What the exercise asks:
Copy each line containing "Anti" from the listing below.

Source data:
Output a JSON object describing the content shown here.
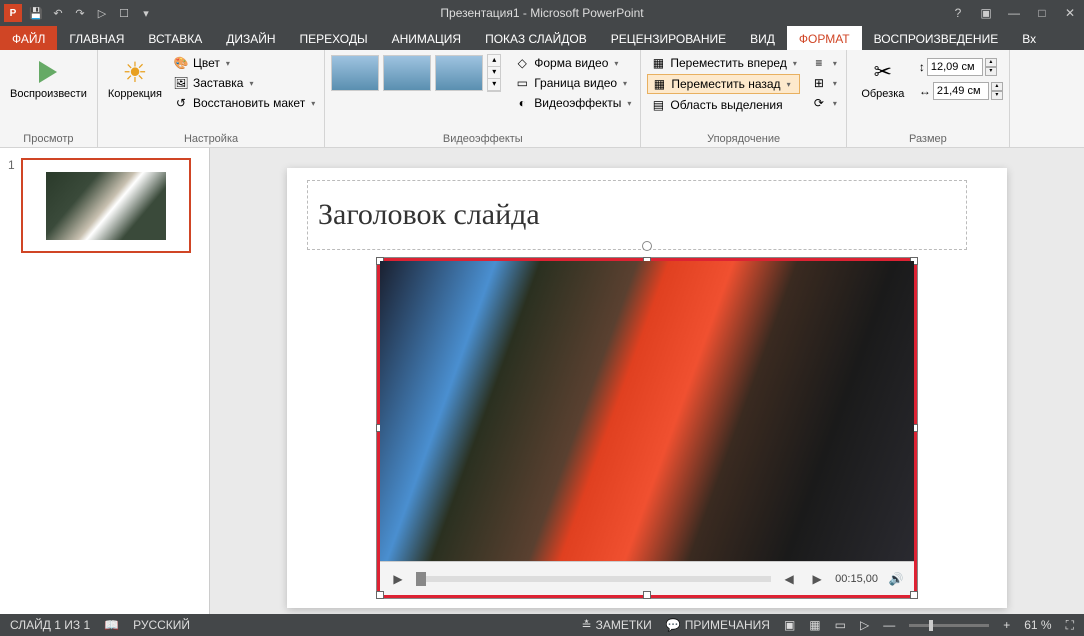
{
  "title": "Презентация1 - Microsoft PowerPoint",
  "qat": {
    "save": "💾",
    "undo": "↶",
    "redo": "↷",
    "start": "▷",
    "touch": "☐"
  },
  "tabs": [
    "ФАЙЛ",
    "ГЛАВНАЯ",
    "ВСТАВКА",
    "ДИЗАЙН",
    "ПЕРЕХОДЫ",
    "АНИМАЦИЯ",
    "ПОКАЗ СЛАЙДОВ",
    "РЕЦЕНЗИРОВАНИЕ",
    "ВИД",
    "ФОРМАТ",
    "ВОСПРОИЗВЕДЕНИЕ",
    "Вх"
  ],
  "active_tab": 9,
  "ribbon": {
    "group1": {
      "play": "Воспроизвести",
      "label": "Просмотр"
    },
    "group2": {
      "corrections": "Коррекция",
      "color": "Цвет",
      "poster": "Заставка",
      "reset": "Восстановить макет",
      "label": "Настройка"
    },
    "group3": {
      "shape": "Форма видео",
      "border": "Граница видео",
      "effects": "Видеоэффекты",
      "label": "Видеоэффекты"
    },
    "group4": {
      "forward": "Переместить вперед",
      "backward": "Переместить назад",
      "selection": "Область выделения",
      "label": "Упорядочение"
    },
    "group5": {
      "crop": "Обрезка",
      "height": "12,09 см",
      "width": "21,49 см",
      "label": "Размер"
    }
  },
  "thumbs": {
    "num": "1"
  },
  "slide": {
    "title": "Заголовок слайда",
    "video_time": "00:15,00"
  },
  "status": {
    "slide": "СЛАЙД 1 ИЗ 1",
    "lang": "РУССКИЙ",
    "notes": "ЗАМЕТКИ",
    "comments": "ПРИМЕЧАНИЯ",
    "zoom": "61 %"
  }
}
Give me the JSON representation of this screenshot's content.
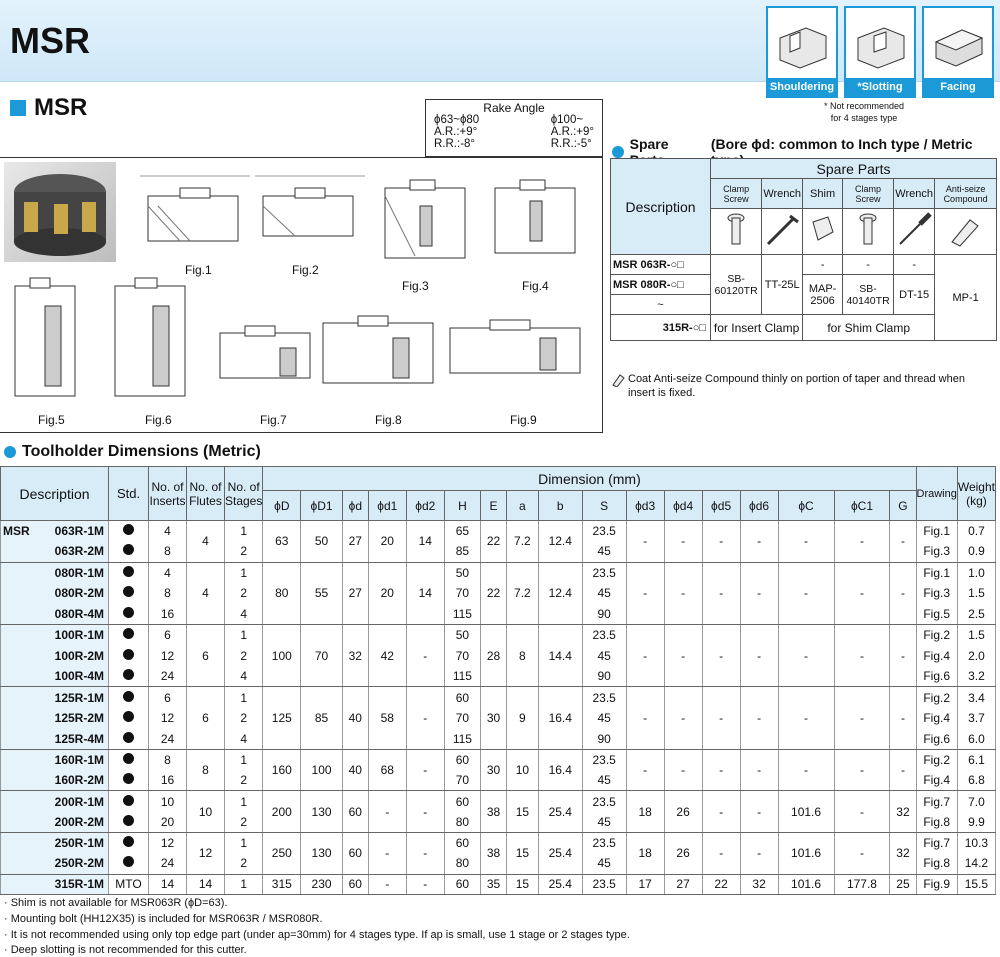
{
  "header": {
    "title": "MSR",
    "applications": [
      "Shouldering",
      "Slotting",
      "Facing"
    ],
    "slotting_mark": "*",
    "note_line1": "* Not recommended",
    "note_line2": "for 4 stages type"
  },
  "section_title": "MSR",
  "rake_angle": {
    "title": "Rake Angle",
    "col1": [
      "ϕ63~ϕ80",
      "A.R.:+9°",
      "R.R.:-8°"
    ],
    "col2": [
      "ϕ100~",
      "A.R.:+9°",
      "R.R.:-5°"
    ]
  },
  "figures": [
    "Fig.1",
    "Fig.2",
    "Fig.3",
    "Fig.4",
    "Fig.5",
    "Fig.6",
    "Fig.7",
    "Fig.8",
    "Fig.9"
  ],
  "spare_parts": {
    "title": "Spare Parts",
    "subtitle": "(Bore ϕd: common to Inch type / Metric type)",
    "header": "Spare Parts",
    "description": "Description",
    "columns": [
      "Clamp Screw",
      "Wrench",
      "Shim",
      "Clamp Screw",
      "Wrench",
      "Anti-seize Compound"
    ],
    "rows": [
      {
        "desc": "MSR  063R-○□",
        "vals": [
          "",
          "",
          "-",
          "-",
          "-"
        ]
      },
      {
        "desc": "MSR  080R-○□",
        "vals": [
          "SB-60120TR",
          "TT-25L",
          "MAP-2506",
          "SB-40140TR",
          "DT-15",
          "MP-1"
        ]
      },
      {
        "desc": "~",
        "vals": []
      },
      {
        "desc": "315R-○□",
        "vals": [
          "for Insert Clamp",
          "for Shim Clamp"
        ]
      }
    ],
    "note": "Coat Anti-seize Compound thinly on portion of taper and thread when insert is fixed."
  },
  "toolholder": {
    "title": "Toolholder Dimensions (Metric)",
    "headers": {
      "description": "Description",
      "std": "Std.",
      "inserts": "No. of Inserts",
      "flutes": "No. of Flutes",
      "stages": "No. of Stages",
      "dimension": "Dimension (mm)",
      "drawing": "Drawing",
      "weight": "Weight (kg)",
      "dims": [
        "ϕD",
        "ϕD1",
        "ϕd",
        "ϕd1",
        "ϕd2",
        "H",
        "E",
        "a",
        "b",
        "S",
        "ϕd3",
        "ϕd4",
        "ϕd5",
        "ϕd6",
        "ϕC",
        "ϕC1",
        "G"
      ]
    },
    "prefix": "MSR",
    "rows": [
      [
        "063R-1M",
        "●",
        "4",
        "4",
        "1",
        "63",
        "50",
        "27",
        "20",
        "14",
        "65",
        "22",
        "7.2",
        "12.4",
        "23.5",
        "-",
        "-",
        "-",
        "-",
        "-",
        "-",
        "-",
        "Fig.1",
        "0.7"
      ],
      [
        "063R-2M",
        "●",
        "8",
        "",
        "2",
        "",
        "",
        "",
        "",
        "",
        "85",
        "",
        "",
        "",
        "45",
        "",
        "",
        "",
        "",
        "",
        "",
        "",
        "Fig.3",
        "0.9"
      ],
      [
        "080R-1M",
        "●",
        "4",
        "4",
        "1",
        "80",
        "55",
        "27",
        "20",
        "14",
        "50",
        "22",
        "7.2",
        "12.4",
        "23.5",
        "-",
        "-",
        "-",
        "-",
        "-",
        "-",
        "-",
        "Fig.1",
        "1.0"
      ],
      [
        "080R-2M",
        "●",
        "8",
        "",
        "2",
        "",
        "",
        "",
        "",
        "",
        "70",
        "",
        "",
        "",
        "45",
        "",
        "",
        "",
        "",
        "",
        "",
        "",
        "Fig.3",
        "1.5"
      ],
      [
        "080R-4M",
        "●",
        "16",
        "",
        "4",
        "",
        "",
        "",
        "",
        "",
        "115",
        "",
        "",
        "",
        "90",
        "",
        "",
        "",
        "",
        "",
        "",
        "",
        "Fig.5",
        "2.5"
      ],
      [
        "100R-1M",
        "●",
        "6",
        "6",
        "1",
        "100",
        "70",
        "32",
        "42",
        "-",
        "50",
        "28",
        "8",
        "14.4",
        "23.5",
        "-",
        "-",
        "-",
        "-",
        "-",
        "-",
        "-",
        "Fig.2",
        "1.5"
      ],
      [
        "100R-2M",
        "●",
        "12",
        "",
        "2",
        "",
        "",
        "",
        "",
        "",
        "70",
        "",
        "",
        "",
        "45",
        "",
        "",
        "",
        "",
        "",
        "",
        "",
        "Fig.4",
        "2.0"
      ],
      [
        "100R-4M",
        "●",
        "24",
        "",
        "4",
        "",
        "",
        "",
        "",
        "",
        "115",
        "",
        "",
        "",
        "90",
        "",
        "",
        "",
        "",
        "",
        "",
        "",
        "Fig.6",
        "3.2"
      ],
      [
        "125R-1M",
        "●",
        "6",
        "6",
        "1",
        "125",
        "85",
        "40",
        "58",
        "-",
        "60",
        "30",
        "9",
        "16.4",
        "23.5",
        "-",
        "-",
        "-",
        "-",
        "-",
        "-",
        "-",
        "Fig.2",
        "3.4"
      ],
      [
        "125R-2M",
        "●",
        "12",
        "",
        "2",
        "",
        "",
        "",
        "",
        "",
        "70",
        "",
        "",
        "",
        "45",
        "",
        "",
        "",
        "",
        "",
        "",
        "",
        "Fig.4",
        "3.7"
      ],
      [
        "125R-4M",
        "●",
        "24",
        "",
        "4",
        "",
        "",
        "",
        "",
        "",
        "115",
        "",
        "",
        "",
        "90",
        "",
        "",
        "",
        "",
        "",
        "",
        "",
        "Fig.6",
        "6.0"
      ],
      [
        "160R-1M",
        "●",
        "8",
        "8",
        "1",
        "160",
        "100",
        "40",
        "68",
        "-",
        "60",
        "30",
        "10",
        "16.4",
        "23.5",
        "-",
        "-",
        "-",
        "-",
        "-",
        "-",
        "-",
        "Fig.2",
        "6.1"
      ],
      [
        "160R-2M",
        "●",
        "16",
        "",
        "2",
        "",
        "",
        "",
        "",
        "",
        "70",
        "",
        "",
        "",
        "45",
        "",
        "",
        "",
        "",
        "",
        "",
        "",
        "Fig.4",
        "6.8"
      ],
      [
        "200R-1M",
        "●",
        "10",
        "10",
        "1",
        "200",
        "130",
        "60",
        "-",
        "-",
        "60",
        "38",
        "15",
        "25.4",
        "23.5",
        "18",
        "26",
        "-",
        "-",
        "101.6",
        "-",
        "32",
        "Fig.7",
        "7.0"
      ],
      [
        "200R-2M",
        "●",
        "20",
        "",
        "2",
        "",
        "",
        "",
        "",
        "",
        "80",
        "",
        "",
        "",
        "45",
        "",
        "",
        "",
        "",
        "",
        "",
        "",
        "Fig.8",
        "9.9"
      ],
      [
        "250R-1M",
        "●",
        "12",
        "12",
        "1",
        "250",
        "130",
        "60",
        "-",
        "-",
        "60",
        "38",
        "15",
        "25.4",
        "23.5",
        "18",
        "26",
        "-",
        "-",
        "101.6",
        "-",
        "32",
        "Fig.7",
        "10.3"
      ],
      [
        "250R-2M",
        "●",
        "24",
        "",
        "2",
        "",
        "",
        "",
        "",
        "",
        "80",
        "",
        "",
        "",
        "45",
        "",
        "",
        "",
        "",
        "",
        "",
        "",
        "Fig.8",
        "14.2"
      ],
      [
        "315R-1M",
        "MTO",
        "14",
        "14",
        "1",
        "315",
        "230",
        "60",
        "-",
        "-",
        "60",
        "35",
        "15",
        "25.4",
        "23.5",
        "17",
        "27",
        "22",
        "32",
        "101.6",
        "177.8",
        "25",
        "Fig.9",
        "15.5"
      ]
    ],
    "footnotes": [
      "· Shim is not available for MSR063R (ϕD=63).",
      "· Mounting bolt (HH12X35) is included for MSR063R / MSR080R.",
      "· It is not recommended using only top edge part (under ap=30mm) for 4 stages type. If ap is small, use 1 stage or 2 stages type.",
      "· Deep slotting is not recommended for this cutter."
    ]
  }
}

Solution for this problem:
      "Anti-seize Compound"
    "note": "Coat Anti-seize Compound thinly on portion of taper and thread when insert is fixed."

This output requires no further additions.